Great gamboling giraffes! With just a few simple supplies – cardboard tubes, drinking straws, foam beads, and string – you’ve got yourself one fantastic dance partner!
We read Giraffes Can’t Dance by Giles Andreae, illustrated by Guy Parker-Rees (Orchard Books, 1999). It’s time for the annual Jungle Dance in Africa, and the all animals are strutting their stuff. Except Gerald the giraffe. His awkward long legs and neck make him the target of much derision. However, with the help of a friendly cricket, Gerald learns to tune into the music of nature. To his great surprise and joy, Gerald finds himself dancing to wind in the grass, swaying trees, and the full moon. His moves are admired by the Jungle Dance attendees. In fact, they want to learn to do it too!
- 2 toilet paper tubes
- Yellow construction paper
- Hole punch
- 6 drinking straws (the longer, the better – ours were 10″)
- 4 foam beads
- Scissors and tape for construction
- Markers for decorating
We found plenty of giraffe marionette projects on the internet, but they all had accordian-folded paper legs. While those are great for bobbing the puppet up and down, we wanted our giraffe’s legs to bend, twist, and swing to and fro. This meant the giraffe needed knees and weighted feet. Turns out drinking straws and foam beads were the perfect solution.

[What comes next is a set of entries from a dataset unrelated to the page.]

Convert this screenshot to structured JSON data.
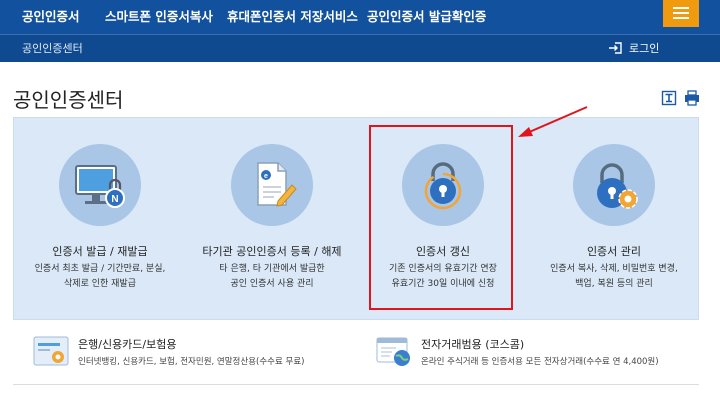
{
  "nav": {
    "items": [
      "공인인증서",
      "스마트폰 인증서복사",
      "휴대폰인증서 저장서비스",
      "공인인증서 발급확인증"
    ],
    "menu_icon": "hamburger-icon"
  },
  "subbar": {
    "breadcrumb": "공인인증센터",
    "login_label": "로그인",
    "login_icon": "login-icon"
  },
  "page": {
    "title": "공인인증센터",
    "tool_icons": [
      "text-size-icon",
      "print-icon"
    ]
  },
  "cards": [
    {
      "icon": "monitor-lock-icon",
      "title": "인증서 발급 / 재발급",
      "desc_line1": "인증서 최초 발급 / 기간만료, 분실,",
      "desc_line2": "삭제로 인한 재발급"
    },
    {
      "icon": "document-pen-icon",
      "title": "타기관 공인인증서 등록 / 해제",
      "desc_line1": "타 은행, 타 기관에서 발급한",
      "desc_line2": "공인 인증서 사용 관리"
    },
    {
      "icon": "lock-renew-icon",
      "title": "인증서 갱신",
      "desc_line1": "기존 인증서의 유효기간 연장",
      "desc_line2": "유효기간 30일 이내에 신청"
    },
    {
      "icon": "lock-gear-icon",
      "title": "인증서 관리",
      "desc_line1": "인증서 복사, 삭제, 비밀번호 변경,",
      "desc_line2": "백업, 복원 등의 관리"
    }
  ],
  "services": [
    {
      "icon": "card-icon",
      "title": "은행/신용카드/보험용",
      "desc": "인터넷뱅킹, 신용카드, 보험, 전자민원, 연말정산용(수수료 무료)"
    },
    {
      "icon": "browser-globe-icon",
      "title": "전자거래범용 (코스콤)",
      "desc": "온라인 주식거래 등 인증서용 모든 전자상거래(수수료 연 4,400원)"
    }
  ],
  "colors": {
    "nav_bg": "#12519e",
    "subbar_bg": "#0f4a90",
    "menu_accent": "#f09a10",
    "panel_bg": "#dae8f8",
    "highlight_red": "#e0151b"
  }
}
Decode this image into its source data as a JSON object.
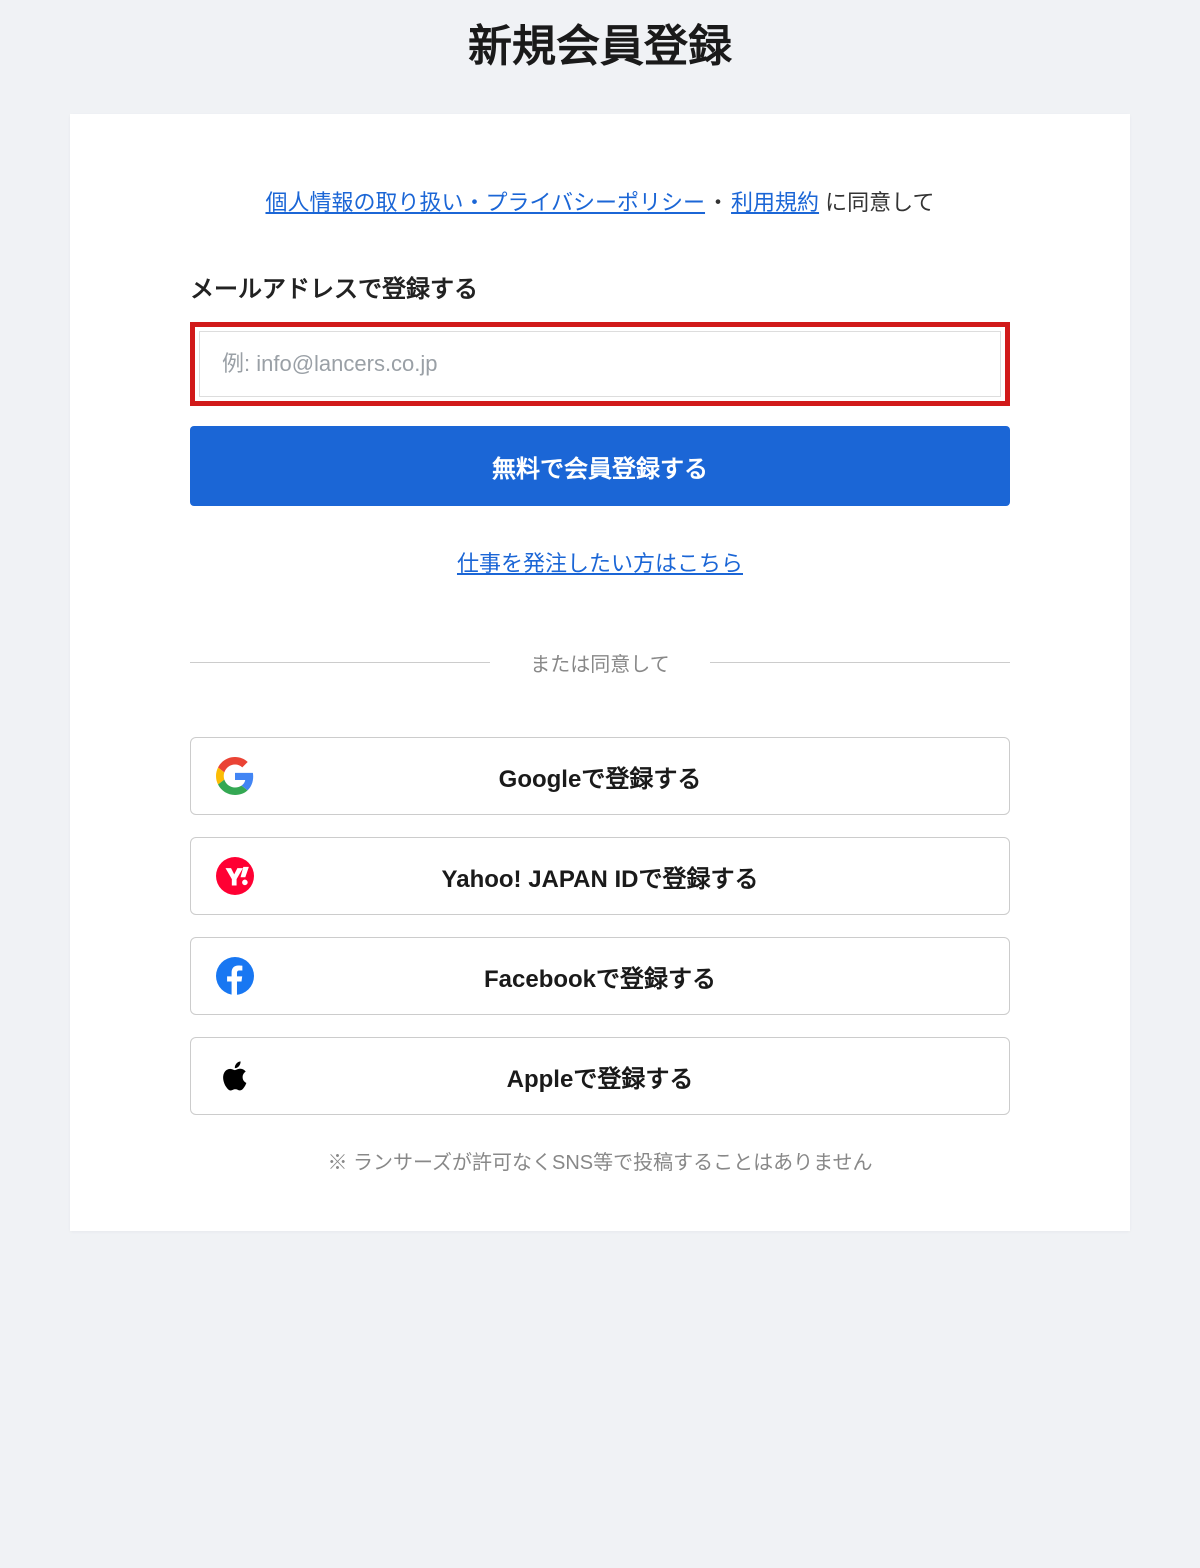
{
  "page_title": "新規会員登録",
  "consent": {
    "privacy_link": "個人情報の取り扱い・プライバシーポリシー",
    "separator": "・",
    "terms_link": "利用規約",
    "suffix": " に同意して"
  },
  "email_section": {
    "heading": "メールアドレスで登録する",
    "placeholder": "例: info@lancers.co.jp",
    "value": ""
  },
  "primary_button_label": "無料で会員登録する",
  "client_link_label": "仕事を発注したい方はこちら",
  "divider_label": "または同意して",
  "social": {
    "google": "Googleで登録する",
    "yahoo": "Yahoo! JAPAN IDで登録する",
    "facebook": "Facebookで登録する",
    "apple": "Appleで登録する"
  },
  "disclaimer": "※ ランサーズが許可なくSNS等で投稿することはありません"
}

The giraffe has a toilet paper tube body, and a 2″ long toilet paper tube head. Both of the tubes are wrapped with yellow construction paper. We used extra yellow construction paper to create the ears, antlers, and tail. Then we used markers to add the giraffe’s spots, mouth, and nostrils. We used eye stickers, but marker eyes work too!
That’s the art part of the project. Now for the marionette part! Punch 2 holes in one end of the head tube. The first hole is on the top:
The second hole is positioned underneath the first, on the opposite side of the tube.
If my description seems a little confusing, this next image should clear things up. Here’s the finished marionette head with the string running through the 2 holes you punched in the head tube.
Next, punch a hole at each end of the top of the body tube:
Then turn the tube over and punch 4 holes in the bottom. As you have probably guessed, these 4 holes are where the marionette’s legs attach in the next step.
To make the giraffe’s legs, thread a piece of string through a foam bead. Secure the string to the bottom of the foam bead with tape. Cut a drinking straw in half, then slide the 2 pieces down the string towards the foam bead. Thread the loose end of the string into the leg hole you punched in the body tube. Secure the string inside the tube with tape. Repeat these steps with the 3 remaining legs.
The lower part of the your puppet is done, now for the upper part! The puppet is attached to its drinking straw control stick by two strings. The first string runs from the control stick to the giraffe’s rear end, where it is secured inside the tube with tape. The second string runs through the head, the neck, and then attaches to the body tube with tape. The neck is a drinking straw cut into 3 pieces. We used black masking tape to secure the string to the control stick too.
Your marionette is done! We put on some tunes and invited kids to dance their giraffe friends. This resulted in some bouncy, twisty, bendy, jumpy dance moves, as well as a few bars of an original song we’re calling “Dancing, Dancing, Dance-a-lee-Dance!”